The Bochicchio Sports Character Initiative is managed by a group of educators, coaches, athletes, and athletic administrators most of whom reside in northeastern Pennsylvania. These individuals volunteer their time to promote positive, informed, and integral coaching in the local youth sports arena. The group dedicates itself to compiling and promoting the very best coaching principles and philosophies available. Affiliated with such organizations as the American Sports Education Program and the Positive Coaching Alliance, the Bochicchio Sports Character Initiative sponsors coach training, facilitates communication between local sports organizations, and works with high school, recreational, and youth sports programs to build enriching, effective, and rewarding athletic environments that promote player development, honor the game, and treat the participants with due respect. Since its inception in 2008, the Bochicchio Sports Character Initiative has offered in-person workshops to hundreds of area coaches and student-athletes.
The Bochicchio Sports Character Initiative Youth Soccer Coaching Workshop in honor of Joe Bochicchio. Among the many area soccer people in attendance as guests and instructors were (l to r) Jeff Bochicchio, Stephen Klingman (University of Scranton Associate Athletic Director and former U of S men's head soccer coach), Matt Pivirotto (University of Scranton men's head soccer coach),Sandy Bochicchio,Gus Esgro, Colleen Murphy (University of Scranton women's head soccer coach), Eilleen Sodano (North Pocono High School girls' assistant soccer coach), Steve Davis, Ph.D. (University of Scranton Associate Provost), Jack O' Malley, Ph.D. (Chair, Bochicchio Sports Character Initiative), and Chris Davis, Ph.D. (head soccer coach, Baptist Bible College women).
Former Duke basketball star and local sports legend Steve Vacendak (left) joined ESPN Executive VP John Walsh (right) and Scranton Times Sports columnist Donnie Collins (center) on a panel discussing "Youth Sports and Culture" during a two-day conference held at the University of Scranton in March, 2011.The event was co-sponsored by the Bochicchio Sports Character Initiative and Distirct 2 of the Pennsylvania Interscholastic Athletic Assocaiton.
These components of sporting excellence brought the team, and its winning coach, national recognition in Division III NCAA athletics.
Joe Bochicchio was the Head Women's Soccer coach at the University of Scranton from 1984-2006 He was revered as a man who was able to combine the pursuit of sportsmanship and moral excellence with an incredible success on the field. For example, in 23 seasons of conference play, his teams put together an extraordinary record of 115-10-4 (.907). He coached many teams that were nationally ranked and nationally recognized, including three teams that he coached all the way to the quarterfinals of the NCAA national championships. Especially worth highlighting is the fact that his 1985 team was the only Division III team that was ranked in the Division I top 20 that year. His 298 career wins places him among the top 30 coaches of all-time in all divisions of NCAA women's soccer.

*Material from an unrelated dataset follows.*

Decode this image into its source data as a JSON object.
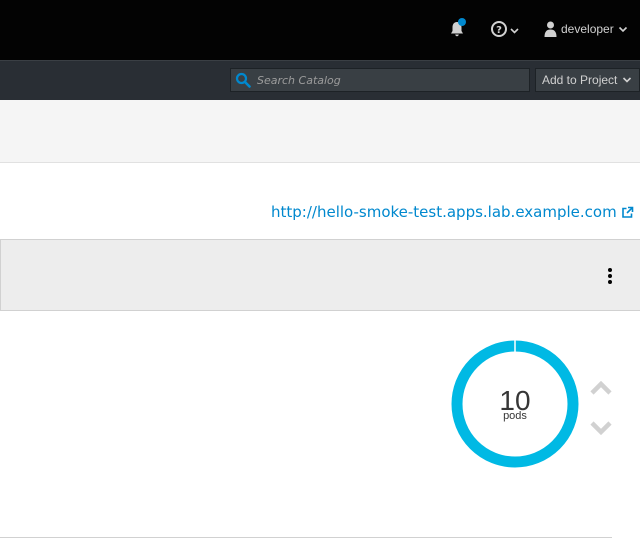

A native of the Scranton area, Joe is a member of the University of Scranton Wall of Fame as well as the NEPA Chapter of the Pennsylvania Hall of Fame. He was a four-time Middle Atlantic/Freedom Conference Coach of the Year and, even more impressive, he was a four-time choice as NSCAA regional Coach of the Year. Most recently, he was named as a member of the second-ever class of inductees into the Middle Atlantic Conference Hall of Fame.
Beyond all of this, Joe was loved and admired widely as one of the true gentlemen of the game. He always maintained a humble and reserved demeanor, in spite of his team's substantial success. He cared for his players, and he honored the game. In essence, one could say that he pursued excellence in every sense of the word.